╭─ Source information

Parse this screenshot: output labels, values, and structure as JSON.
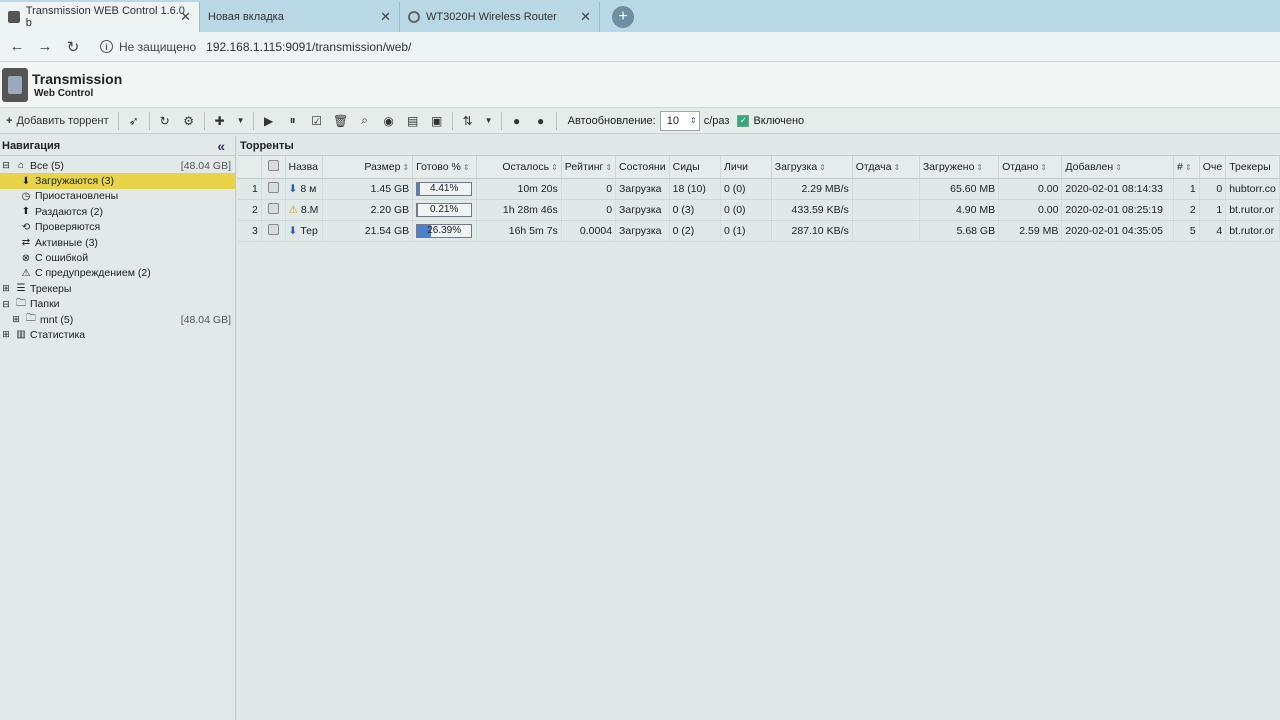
{
  "browser": {
    "tabs": [
      {
        "title": "Transmission WEB Control 1.6.0 b"
      },
      {
        "title": "Новая вкладка"
      },
      {
        "title": "WT3020H Wireless Router"
      }
    ],
    "security_label": "Не защищено",
    "url": "192.168.1.115:9091/transmission/web/"
  },
  "app": {
    "title": "Transmission",
    "subtitle": "Web Control"
  },
  "toolbar": {
    "add_torrent": "Добавить торрент",
    "auto_update_label": "Автообновление:",
    "auto_update_value": "10",
    "per_label": "с/раз",
    "enabled_label": "Включено"
  },
  "nav": {
    "header": "Навигация",
    "items": [
      {
        "label": "Все (5)",
        "size": "[48.04 GB]",
        "icon": "home-icon"
      },
      {
        "label": "Загружаются (3)",
        "icon": "download-icon"
      },
      {
        "label": "Приостановлены",
        "icon": "clock-icon"
      },
      {
        "label": "Раздаются (2)",
        "icon": "upload-icon"
      },
      {
        "label": "Проверяются",
        "icon": "check-icon"
      },
      {
        "label": "Активные (3)",
        "icon": "swap-icon"
      },
      {
        "label": "С ошибкой",
        "icon": "error-icon"
      },
      {
        "label": "С предупреждением (2)",
        "icon": "warning-icon"
      },
      {
        "label": "Трекеры",
        "icon": "tracker-icon"
      },
      {
        "label": "Папки",
        "icon": "folder-icon"
      },
      {
        "label": "mnt (5)",
        "size": "[48.04 GB]",
        "icon": "folder-icon"
      },
      {
        "label": "Статистика",
        "icon": "stats-icon"
      }
    ]
  },
  "main": {
    "header": "Торренты",
    "columns": [
      "Назва",
      "Размер",
      "Готово %",
      "Осталось",
      "Рейтинг",
      "Состояни",
      "Сиды",
      "Личи",
      "Загрузка",
      "Отдача",
      "Загружено",
      "Отдано",
      "Добавлен",
      "#",
      "Оче",
      "Трекеры"
    ],
    "rows": [
      {
        "index": "1",
        "name": "8 м",
        "size": "1.45 GB",
        "progress": 4.41,
        "progress_text": "4.41%",
        "remaining": "10m 20s",
        "ratio": "0",
        "state": "Загрузка",
        "seeds": "18 (10)",
        "peers": "0 (0)",
        "download": "2.29 MB/s",
        "upload": "",
        "downloaded": "65.60 MB",
        "uploaded": "0.00",
        "added": "2020-02-01 08:14:33",
        "id": "1",
        "queue": "0",
        "tracker": "hubtorr.co"
      },
      {
        "index": "2",
        "name": "8.М",
        "size": "2.20 GB",
        "progress": 0.21,
        "progress_text": "0.21%",
        "remaining": "1h 28m 46s",
        "ratio": "0",
        "state": "Загрузка",
        "seeds": "0 (3)",
        "peers": "0 (0)",
        "download": "433.59 KB/s",
        "upload": "",
        "downloaded": "4.90 MB",
        "uploaded": "0.00",
        "added": "2020-02-01 08:25:19",
        "id": "2",
        "queue": "1",
        "tracker": "bt.rutor.or"
      },
      {
        "index": "3",
        "name": "Тер",
        "size": "21.54 GB",
        "progress": 26.39,
        "progress_text": "26.39%",
        "remaining": "16h 5m 7s",
        "ratio": "0.0004",
        "state": "Загрузка",
        "seeds": "0 (2)",
        "peers": "0 (1)",
        "download": "287.10 KB/s",
        "upload": "",
        "downloaded": "5.68 GB",
        "uploaded": "2.59 MB",
        "added": "2020-02-01 04:35:05",
        "id": "5",
        "queue": "4",
        "tracker": "bt.rutor.or"
      }
    ]
  }
}
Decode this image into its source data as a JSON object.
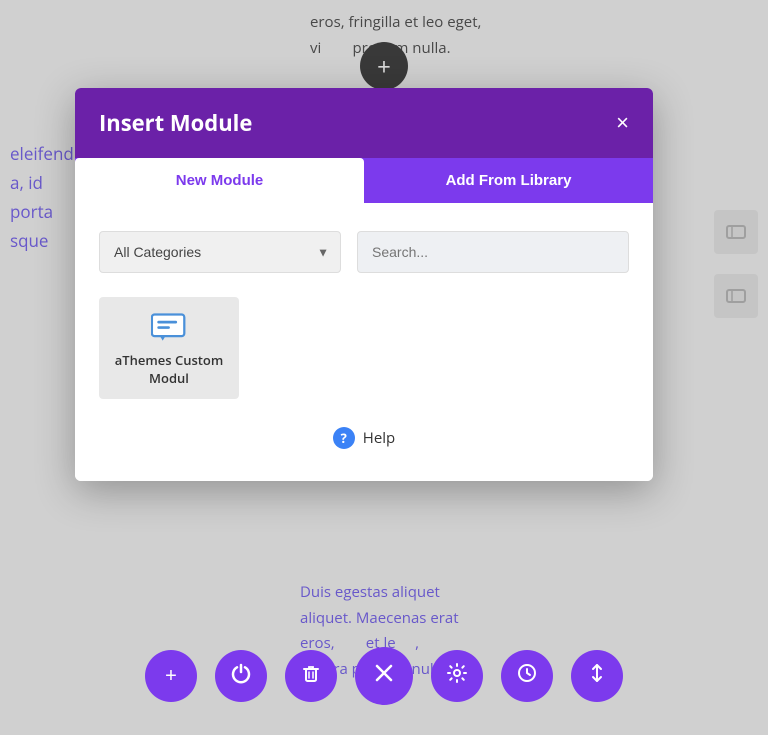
{
  "background": {
    "left_text_lines": [
      "eleifend",
      "a, id",
      "porta",
      "",
      "sque"
    ],
    "top_text_lines": [
      "eros, fringilla et leo eget,",
      "vi         pretium nulla."
    ],
    "bottom_text_lines": [
      "Duis egestas aliquet",
      "aliquet. Maecenas erat",
      "eros,          et le     ,",
      "viverra pretium nulla."
    ]
  },
  "top_plus_button": {
    "label": "+"
  },
  "modal": {
    "title": "Insert Module",
    "close_label": "×",
    "tabs": [
      {
        "label": "New Module",
        "active": true
      },
      {
        "label": "Add From Library",
        "active": false
      }
    ],
    "filter": {
      "category_label": "All Categories",
      "search_placeholder": "Search..."
    },
    "modules": [
      {
        "name": "aThemes Custom Modul",
        "icon_type": "chat"
      }
    ],
    "help": {
      "label": "Help"
    }
  },
  "toolbar": {
    "buttons": [
      {
        "icon": "+",
        "name": "add-button"
      },
      {
        "icon": "⏻",
        "name": "power-button"
      },
      {
        "icon": "🗑",
        "name": "delete-button"
      },
      {
        "icon": "×",
        "name": "close-button",
        "is_center": true
      },
      {
        "icon": "⚙",
        "name": "settings-button"
      },
      {
        "icon": "🕐",
        "name": "history-button"
      },
      {
        "icon": "⇅",
        "name": "sort-button"
      }
    ]
  }
}
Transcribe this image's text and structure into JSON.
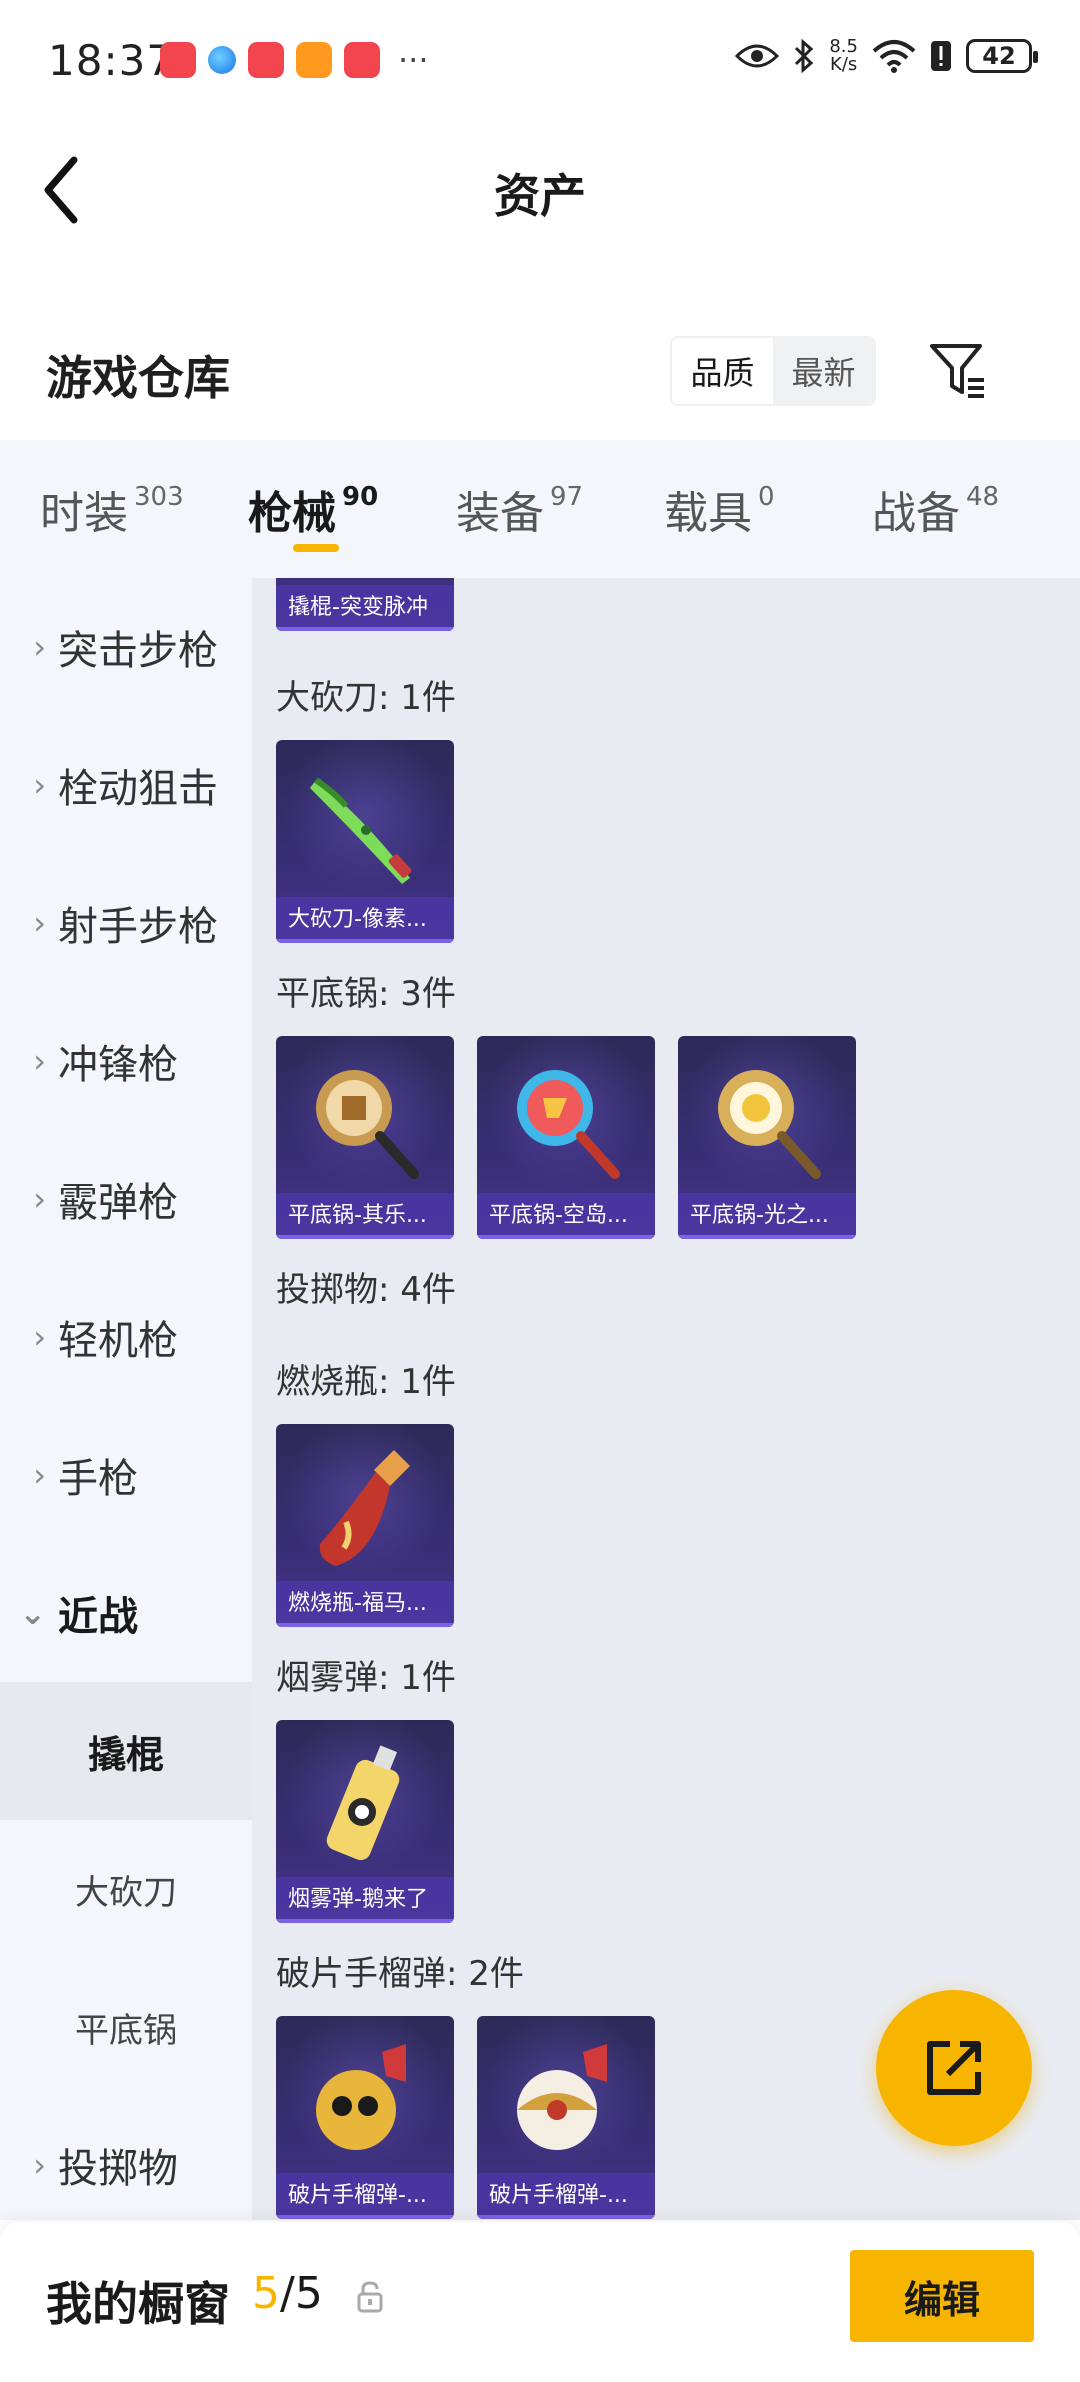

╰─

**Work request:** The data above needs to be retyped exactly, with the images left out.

**Answer section:**
Parse this screenshot: output labels, values, and structure as JSON.
{
  "browser": {
    "tabs": [
      {
        "title": "Transmission WEB Control 1.6.0 b"
      },
      {
        "title": "Новая вкладка"
      },
      {
        "title": "WT3020H Wireless Router"
      }
    ],
    "security_label": "Не защищено",
    "url": "192.168.1.115:9091/transmission/web/"
  },
  "app": {
    "title": "Transmission",
    "subtitle": "Web Control"
  },
  "toolbar": {
    "add_torrent": "Добавить торрент",
    "auto_update_label": "Автообновление:",
    "auto_update_value": "10",
    "per_label": "с/раз",
    "enabled_label": "Включено"
  },
  "nav": {
    "header": "Навигация",
    "items": [
      {
        "label": "Все (5)",
        "size": "[48.04 GB]",
        "icon": "home-icon"
      },
      {
        "label": "Загружаются (3)",
        "icon": "download-icon"
      },
      {
        "label": "Приостановлены",
        "icon": "clock-icon"
      },
      {
        "label": "Раздаются (2)",
        "icon": "upload-icon"
      },
      {
        "label": "Проверяются",
        "icon": "check-icon"
      },
      {
        "label": "Активные (3)",
        "icon": "swap-icon"
      },
      {
        "label": "С ошибкой",
        "icon": "error-icon"
      },
      {
        "label": "С предупреждением (2)",
        "icon": "warning-icon"
      },
      {
        "label": "Трекеры",
        "icon": "tracker-icon"
      },
      {
        "label": "Папки",
        "icon": "folder-icon"
      },
      {
        "label": "mnt (5)",
        "size": "[48.04 GB]",
        "icon": "folder-icon"
      },
      {
        "label": "Статистика",
        "icon": "stats-icon"
      }
    ]
  },
  "main": {
    "header": "Торренты",
    "columns": [
      "Назва",
      "Размер",
      "Готово %",
      "Осталось",
      "Рейтинг",
      "Состояни",
      "Сиды",
      "Личи",
      "Загрузка",
      "Отдача",
      "Загружено",
      "Отдано",
      "Добавлен",
      "#",
      "Оче",
      "Трекеры"
    ],
    "rows": [
      {
        "index": "1",
        "name": "8 м",
        "size": "1.45 GB",
        "progress": 4.41,
        "progress_text": "4.41%",
        "remaining": "10m 20s",
        "ratio": "0",
        "state": "Загрузка",
        "seeds": "18 (10)",
        "peers": "0 (0)",
        "download": "2.29 MB/s",
        "upload": "",
        "downloaded": "65.60 MB",
        "uploaded": "0.00",
        "added": "2020-02-01 08:14:33",
        "id": "1",
        "queue": "0",
        "tracker": "hubtorr.co"
      },
      {
        "index": "2",
        "name": "8.М",
        "size": "2.20 GB",
        "progress": 0.21,
        "progress_text": "0.21%",
        "remaining": "1h 28m 46s",
        "ratio": "0",
        "state": "Загрузка",
        "seeds": "0 (3)",
        "peers": "0 (0)",
        "download": "433.59 KB/s",
        "upload": "",
        "downloaded": "4.90 MB",
        "uploaded": "0.00",
        "added": "2020-02-01 08:25:19",
        "id": "2",
        "queue": "1",
        "tracker": "bt.rutor.or"
      },
      {
        "index": "3",
        "name": "Тер",
        "size": "21.54 GB",
        "progress": 26.39,
        "progress_text": "26.39%",
        "remaining": "16h 5m 7s",
        "ratio": "0.0004",
        "state": "Загрузка",
        "seeds": "0 (2)",
        "peers": "0 (1)",
        "download": "287.10 KB/s",
        "upload": "",
        "downloaded": "5.68 GB",
        "uploaded": "2.59 MB",
        "added": "2020-02-01 04:35:05",
        "id": "5",
        "queue": "4",
        "tracker": "bt.rutor.or"
      }
    ]
  }
}
Decode this image into its source data as a JSON object.
{
  "background": {
    "left_text_lines": [
      "eleifend",
      "a, id",
      "porta",
      "",
      "sque"
    ],
    "top_text_lines": [
      "eros, fringilla et leo eget,",
      "vi         pretium nulla."
    ],
    "bottom_text_lines": [
      "Duis egestas aliquet",
      "aliquet. Maecenas erat",
      "eros,          et le     ,",
      "viverra pretium nulla."
    ]
  },
  "top_plus_button": {
    "label": "+"
  },
  "modal": {
    "title": "Insert Module",
    "close_label": "×",
    "tabs": [
      {
        "label": "New Module",
        "active": true
      },
      {
        "label": "Add From Library",
        "active": false
      }
    ],
    "filter": {
      "category_label": "All Categories",
      "search_placeholder": "Search..."
    },
    "modules": [
      {
        "name": "aThemes Custom Modul",
        "icon_type": "chat"
      }
    ],
    "help": {
      "label": "Help"
    }
  },
  "toolbar": {
    "buttons": [
      {
        "icon": "+",
        "name": "add-button"
      },
      {
        "icon": "⏻",
        "name": "power-button"
      },
      {
        "icon": "🗑",
        "name": "delete-button"
      },
      {
        "icon": "×",
        "name": "close-button",
        "is_center": true
      },
      {
        "icon": "⚙",
        "name": "settings-button"
      },
      {
        "icon": "🕐",
        "name": "history-button"
      },
      {
        "icon": "⇅",
        "name": "sort-button"
      }
    ]
  }
}
Transcribe this image's text and structure into JSON.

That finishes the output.